sketches to bring out the essential connection between the two infancy
narratives (as found in the Gospel of Luke, and the Gospel of Mathew)
to show that the witness of the Poor (Anawim) and the witness of
the Wise Persons is essentially not different. This can be understood
because the Wise are also often poor and marginalized. So, in the
Indian context, wise persons can be represented as the Dalits (peasant
downtrodden peoples) the Tribals (Adivasi people, who are aboriginal)
and the Women who also represent a profound wisdom tradition, which
is different and distinct from the kind of wisdom which is to be
found in men.
Finally, we come to the gifts which they bring. These gifts are
themselves symbolic, and have their foundation in liturgical signs.
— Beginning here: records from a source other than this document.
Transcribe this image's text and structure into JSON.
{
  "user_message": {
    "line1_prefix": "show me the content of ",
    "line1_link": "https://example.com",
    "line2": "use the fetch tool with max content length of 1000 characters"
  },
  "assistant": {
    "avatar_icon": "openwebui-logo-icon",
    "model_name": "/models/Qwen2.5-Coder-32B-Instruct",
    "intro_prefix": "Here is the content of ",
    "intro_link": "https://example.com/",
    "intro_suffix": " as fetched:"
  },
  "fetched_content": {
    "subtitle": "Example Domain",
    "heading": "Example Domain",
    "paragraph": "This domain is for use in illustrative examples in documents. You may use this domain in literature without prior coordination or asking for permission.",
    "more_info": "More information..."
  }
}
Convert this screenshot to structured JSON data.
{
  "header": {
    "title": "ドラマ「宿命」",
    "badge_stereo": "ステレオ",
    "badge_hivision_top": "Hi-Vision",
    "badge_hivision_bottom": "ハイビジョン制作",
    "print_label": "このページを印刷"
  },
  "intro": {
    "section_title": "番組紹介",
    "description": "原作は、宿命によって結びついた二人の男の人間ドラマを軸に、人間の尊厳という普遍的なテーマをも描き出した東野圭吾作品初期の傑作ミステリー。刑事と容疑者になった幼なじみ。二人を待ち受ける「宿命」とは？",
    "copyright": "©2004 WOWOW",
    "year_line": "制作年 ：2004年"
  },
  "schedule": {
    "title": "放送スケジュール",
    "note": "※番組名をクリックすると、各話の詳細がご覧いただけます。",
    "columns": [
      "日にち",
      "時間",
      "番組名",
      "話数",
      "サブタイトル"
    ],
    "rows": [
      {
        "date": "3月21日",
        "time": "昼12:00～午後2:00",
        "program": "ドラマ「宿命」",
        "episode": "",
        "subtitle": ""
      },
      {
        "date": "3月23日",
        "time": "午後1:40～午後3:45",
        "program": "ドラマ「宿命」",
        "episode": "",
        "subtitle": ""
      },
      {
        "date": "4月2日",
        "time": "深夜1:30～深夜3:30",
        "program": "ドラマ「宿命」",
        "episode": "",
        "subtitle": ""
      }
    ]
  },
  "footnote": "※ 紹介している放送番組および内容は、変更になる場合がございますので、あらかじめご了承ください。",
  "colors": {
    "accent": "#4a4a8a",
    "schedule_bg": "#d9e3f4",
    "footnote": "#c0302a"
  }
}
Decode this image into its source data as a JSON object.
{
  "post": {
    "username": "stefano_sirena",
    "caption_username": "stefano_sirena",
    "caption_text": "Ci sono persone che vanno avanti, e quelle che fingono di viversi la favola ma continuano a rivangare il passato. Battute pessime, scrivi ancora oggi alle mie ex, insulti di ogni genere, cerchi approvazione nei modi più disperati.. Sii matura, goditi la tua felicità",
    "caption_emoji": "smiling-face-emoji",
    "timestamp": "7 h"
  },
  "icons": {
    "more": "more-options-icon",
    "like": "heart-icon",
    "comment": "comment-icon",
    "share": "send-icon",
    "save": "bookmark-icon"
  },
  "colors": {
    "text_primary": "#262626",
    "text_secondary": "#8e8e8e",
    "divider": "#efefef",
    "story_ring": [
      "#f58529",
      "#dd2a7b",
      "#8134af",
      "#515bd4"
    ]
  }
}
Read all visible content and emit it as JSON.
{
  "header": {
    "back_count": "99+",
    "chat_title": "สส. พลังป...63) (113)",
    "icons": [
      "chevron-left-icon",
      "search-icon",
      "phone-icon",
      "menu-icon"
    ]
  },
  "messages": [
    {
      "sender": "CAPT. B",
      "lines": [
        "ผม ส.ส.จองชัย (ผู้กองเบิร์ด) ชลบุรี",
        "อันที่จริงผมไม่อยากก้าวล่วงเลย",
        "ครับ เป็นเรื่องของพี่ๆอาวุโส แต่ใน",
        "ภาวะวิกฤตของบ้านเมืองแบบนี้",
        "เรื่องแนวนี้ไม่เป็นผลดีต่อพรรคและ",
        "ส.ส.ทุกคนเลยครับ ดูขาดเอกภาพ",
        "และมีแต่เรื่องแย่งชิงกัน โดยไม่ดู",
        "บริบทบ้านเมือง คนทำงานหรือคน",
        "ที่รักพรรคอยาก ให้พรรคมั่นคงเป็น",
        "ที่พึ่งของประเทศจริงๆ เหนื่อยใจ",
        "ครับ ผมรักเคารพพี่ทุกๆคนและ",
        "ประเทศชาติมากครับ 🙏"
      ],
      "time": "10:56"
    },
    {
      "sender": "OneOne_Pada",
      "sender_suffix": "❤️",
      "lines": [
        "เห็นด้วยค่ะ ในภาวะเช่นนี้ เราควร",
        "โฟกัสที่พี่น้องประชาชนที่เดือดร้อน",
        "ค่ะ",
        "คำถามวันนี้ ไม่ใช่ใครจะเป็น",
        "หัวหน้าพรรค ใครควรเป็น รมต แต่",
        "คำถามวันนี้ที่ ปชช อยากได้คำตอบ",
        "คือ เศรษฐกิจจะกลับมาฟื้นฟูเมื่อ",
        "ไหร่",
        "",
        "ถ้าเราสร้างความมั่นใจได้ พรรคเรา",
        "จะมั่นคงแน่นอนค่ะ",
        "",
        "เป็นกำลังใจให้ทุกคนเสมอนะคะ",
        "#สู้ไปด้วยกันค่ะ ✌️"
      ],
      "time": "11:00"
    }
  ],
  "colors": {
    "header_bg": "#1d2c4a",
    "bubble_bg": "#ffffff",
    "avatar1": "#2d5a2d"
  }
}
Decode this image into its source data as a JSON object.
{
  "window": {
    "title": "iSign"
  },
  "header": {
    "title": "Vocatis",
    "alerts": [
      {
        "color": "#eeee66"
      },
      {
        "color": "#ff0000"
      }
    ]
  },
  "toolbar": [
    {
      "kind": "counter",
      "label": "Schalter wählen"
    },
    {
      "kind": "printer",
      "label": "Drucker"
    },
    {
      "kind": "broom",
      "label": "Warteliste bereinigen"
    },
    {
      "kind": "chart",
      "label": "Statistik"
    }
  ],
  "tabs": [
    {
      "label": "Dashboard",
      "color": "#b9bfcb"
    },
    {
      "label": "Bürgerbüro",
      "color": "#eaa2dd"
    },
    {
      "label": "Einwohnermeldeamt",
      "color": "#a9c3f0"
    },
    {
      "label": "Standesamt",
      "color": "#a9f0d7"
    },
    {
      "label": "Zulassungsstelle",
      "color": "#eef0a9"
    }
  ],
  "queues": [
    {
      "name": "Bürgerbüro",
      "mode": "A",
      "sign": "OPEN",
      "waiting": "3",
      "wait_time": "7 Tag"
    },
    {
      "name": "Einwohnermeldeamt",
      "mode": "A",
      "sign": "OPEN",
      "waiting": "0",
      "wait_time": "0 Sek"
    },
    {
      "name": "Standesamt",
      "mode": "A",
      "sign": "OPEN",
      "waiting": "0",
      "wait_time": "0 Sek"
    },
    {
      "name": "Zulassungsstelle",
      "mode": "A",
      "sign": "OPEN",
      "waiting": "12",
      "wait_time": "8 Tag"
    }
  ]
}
In fact the whole theme of the wise persons who come to offer gifts,
probably emerges from a very ancient devotional practice of offering
special gifts as a liturgical sign associated with the whole understanding
of Revelation or Epiphany. We know that these gifts are supposed
to represent three precious items, namely Gold, Frankincense and
Myrrh. Each of these items has been invested with profound symbolic
In the Eastern Liturgical traditions related to offering, as in
the Indian concept of "Arathi" we have the importance
given to the different elements. Thus Earth, Water, and Fire play
a very important part in the configuration of Eastern ritual signs.
These elements I feel are not unrelated to the gifts which traditionally
the Magi are supposed to have brought to the infant Jesus.
is associated with the earth in so far as it is derived from herbs,
and is fragrant like the earth. We have taken the symbol
of the pomegranate, which is very much used in Indian medicine,
but is also a fruit mentioned in the Bible as representing life.
In Christian symbolism the pomegranate has been associated with
the Church, in that its many seeds are like the many members of
the living community. Also the flower of the pomegranate fruit is
like a crown. Here the figure of the strong peasant from Gujarat
reminds us of the fact that much of India remains a rural economy.
has been, from ancient times, associated with the element of fire,
in that fire purifies gold, and also gold has a shining warm colour
which is associated with that of flames.
Myrrh as a symbol of death could be linked particularly with
the sacramental meaning of water, which is generally very
important as a symbol of Epiphany. It will of course be remembered
that the other main image of Epiphany is the Baptism of Our Lord.
In this connection water is often included in Icons of the nativity,
where the midwife is shown bathing the infant Jesus.